You smell of Weleda calendula baby lotion. It's the smell of my babies, and I'm so glad I stockpiled several bottles of it from the clearance bins at Fred Meyer. You smell soft, and warm, and natural and pure. The other night you uncharacteristically started screaming from your crib a couple hours after I had put you down. That uncanny mother's instinct kicked in and, although there was no telltale way to know, I said "Her cheeks hurt." I gently smoothed some of the Weleda lotion on your rosy-dry cheeks, and you were breathing softly into my neck moments later.

You still wake up once in the middle of the night, between 3 and 4 a.m., and I pad up to your room and feel the soft weight of your sweetness and the warm cotton of your footy jammies as we nurse in the glider, both of us mostly asleep. Some of my very favorite moments with you are just after you awake in the morning around 6:30 a.m., dawn still a tease out the big picture windows, and I clutch you to me and bring you back into our bed, where we snuggle, nurse, and doze for close to an hour. You often break away to babble - "buh-buh-buh {inhale} BAH-buh-buh-buh-buh" - and then snorkle right back into me for seconds and thirds and fourths. Luciya wakes up around 7:15 and usually comes into the room to join us, and the four of us enjoy happy family snuggles for a while. It is the sweetest way to start the day. I beam when I see my two morning-eyed beauties cuddling up together.

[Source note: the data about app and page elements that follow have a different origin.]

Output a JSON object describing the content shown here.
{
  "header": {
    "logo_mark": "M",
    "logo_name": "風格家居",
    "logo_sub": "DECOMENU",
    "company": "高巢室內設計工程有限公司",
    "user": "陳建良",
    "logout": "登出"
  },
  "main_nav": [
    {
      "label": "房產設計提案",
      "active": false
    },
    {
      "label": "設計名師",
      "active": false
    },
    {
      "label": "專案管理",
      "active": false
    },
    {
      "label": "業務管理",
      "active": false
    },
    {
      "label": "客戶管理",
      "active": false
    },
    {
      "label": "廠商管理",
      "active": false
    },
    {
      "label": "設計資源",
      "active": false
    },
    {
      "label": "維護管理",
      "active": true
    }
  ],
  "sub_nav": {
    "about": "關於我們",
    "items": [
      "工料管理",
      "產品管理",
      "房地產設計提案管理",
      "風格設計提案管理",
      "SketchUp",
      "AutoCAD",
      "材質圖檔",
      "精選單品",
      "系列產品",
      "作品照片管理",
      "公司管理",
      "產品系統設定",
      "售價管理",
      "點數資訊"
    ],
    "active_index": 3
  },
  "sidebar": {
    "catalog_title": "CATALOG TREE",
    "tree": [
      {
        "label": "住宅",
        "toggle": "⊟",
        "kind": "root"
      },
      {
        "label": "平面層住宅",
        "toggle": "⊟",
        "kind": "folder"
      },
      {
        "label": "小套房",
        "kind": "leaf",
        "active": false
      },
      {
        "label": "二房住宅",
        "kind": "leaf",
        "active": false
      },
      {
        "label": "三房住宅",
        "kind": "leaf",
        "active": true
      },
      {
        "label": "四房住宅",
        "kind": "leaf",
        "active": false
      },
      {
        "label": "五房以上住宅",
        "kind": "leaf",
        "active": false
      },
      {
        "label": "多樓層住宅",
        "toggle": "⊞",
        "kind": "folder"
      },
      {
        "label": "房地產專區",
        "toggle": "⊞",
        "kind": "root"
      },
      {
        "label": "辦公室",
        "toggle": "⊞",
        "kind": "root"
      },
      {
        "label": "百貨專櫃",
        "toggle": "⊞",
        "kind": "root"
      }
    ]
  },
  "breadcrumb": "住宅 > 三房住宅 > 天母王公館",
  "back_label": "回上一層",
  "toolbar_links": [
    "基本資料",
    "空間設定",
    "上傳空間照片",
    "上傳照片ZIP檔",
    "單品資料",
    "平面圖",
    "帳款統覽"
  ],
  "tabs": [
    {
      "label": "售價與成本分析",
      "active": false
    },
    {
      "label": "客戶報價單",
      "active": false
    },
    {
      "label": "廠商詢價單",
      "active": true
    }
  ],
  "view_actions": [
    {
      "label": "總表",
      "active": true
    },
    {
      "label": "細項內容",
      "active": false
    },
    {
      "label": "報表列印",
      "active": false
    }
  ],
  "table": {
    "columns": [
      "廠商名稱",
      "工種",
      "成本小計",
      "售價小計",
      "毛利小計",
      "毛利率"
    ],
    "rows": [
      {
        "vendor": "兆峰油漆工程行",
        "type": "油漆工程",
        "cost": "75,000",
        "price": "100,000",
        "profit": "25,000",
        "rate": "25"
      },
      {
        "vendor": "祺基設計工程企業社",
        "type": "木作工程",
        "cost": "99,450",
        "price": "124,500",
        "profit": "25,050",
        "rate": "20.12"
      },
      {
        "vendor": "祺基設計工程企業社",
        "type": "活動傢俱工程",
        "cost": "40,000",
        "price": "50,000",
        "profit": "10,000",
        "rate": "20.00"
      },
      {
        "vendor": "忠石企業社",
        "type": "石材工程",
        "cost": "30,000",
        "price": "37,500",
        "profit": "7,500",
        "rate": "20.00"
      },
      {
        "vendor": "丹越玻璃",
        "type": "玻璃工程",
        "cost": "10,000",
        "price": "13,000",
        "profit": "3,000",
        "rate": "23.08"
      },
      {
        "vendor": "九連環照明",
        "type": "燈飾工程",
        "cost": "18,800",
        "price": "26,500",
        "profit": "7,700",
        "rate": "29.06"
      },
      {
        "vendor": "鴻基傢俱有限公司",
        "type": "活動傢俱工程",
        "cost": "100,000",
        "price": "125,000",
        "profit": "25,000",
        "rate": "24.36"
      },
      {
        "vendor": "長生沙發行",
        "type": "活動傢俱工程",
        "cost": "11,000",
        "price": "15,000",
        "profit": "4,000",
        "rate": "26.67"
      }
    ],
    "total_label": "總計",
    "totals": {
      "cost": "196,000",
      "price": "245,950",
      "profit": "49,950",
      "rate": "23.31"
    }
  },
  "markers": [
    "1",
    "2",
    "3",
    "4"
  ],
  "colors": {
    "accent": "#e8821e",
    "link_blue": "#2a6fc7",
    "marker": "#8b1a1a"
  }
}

While everything about you is ingrained in my being right now, I know this too shall pass and I may forget, so here is what you are right now, physically: You still have a smooth nursing callus on your top lip. Your lips are shaped exactly like Luciya's. You hands are butter-soft, and have the yummy rubber-band roll at the wrist. I need to trim your fingernails often, because you are a lip- and nose- and chin- and waddle-grabber, and your father and I have each recently born bloody proof of your scratches on our noses. Your cheeks have become rosy from the dry cold. Your nose is constantly crusty from some sniffles that won't go away. Your thin hair is light brown and rapidly growing into a fine mullet. Piggy tails are possible and a near-daily style. You show no signs of sprouting teeth yet. This worries your great grandmother to no end. Your belly is round and soft. You pull your toes into your mouth for a snack. You eyelashes are long. Your eyes are deep, swirling, changing from blue to dark green, like a stormy sea. You have an enormous fontanel that gives us telltale warnings if you're nearing dehydration, like you were last week after your first bout with pukey, diarrhea-filled stomach flu.

You weren't quite your self this evening when we had family over for a simple birthday dinner; there was residual yuckyness hanging around and you were fussier than normal. But we toasted you and sang - twice - and you were passed around in your little brown dress and polka dot tights and you patiently observed your sister tearing open your presents. You had your first taste of whipped cream and delighted in it. We celebrated you.

Tonight, as I was gliding with you before slumber, I reached down to stroke your head and check your fontanel. And you pulled back and smiled at me, a simple, hearty, happy smile. A smile to smile, a smile because I stroked your head and it just felt nice. And so I stroked your head again and again, drifting my fingers through your fine hair, laying my palm upon your wide forehead. And that happily contented smile kept sliding across your face. And I suddenly wanted to devour you. I nuzzled your cheeks and planted kisses all over your sweet head and inhaled and inhaled and inhaled you until my senses were filled.

And I celebrate you today and every day for the past twelve months:

Happy birthday, Mirabel. I look forward to celebrating you for many many years, in many many ways.

Thank you for choosing us.

I love you, Mirabel!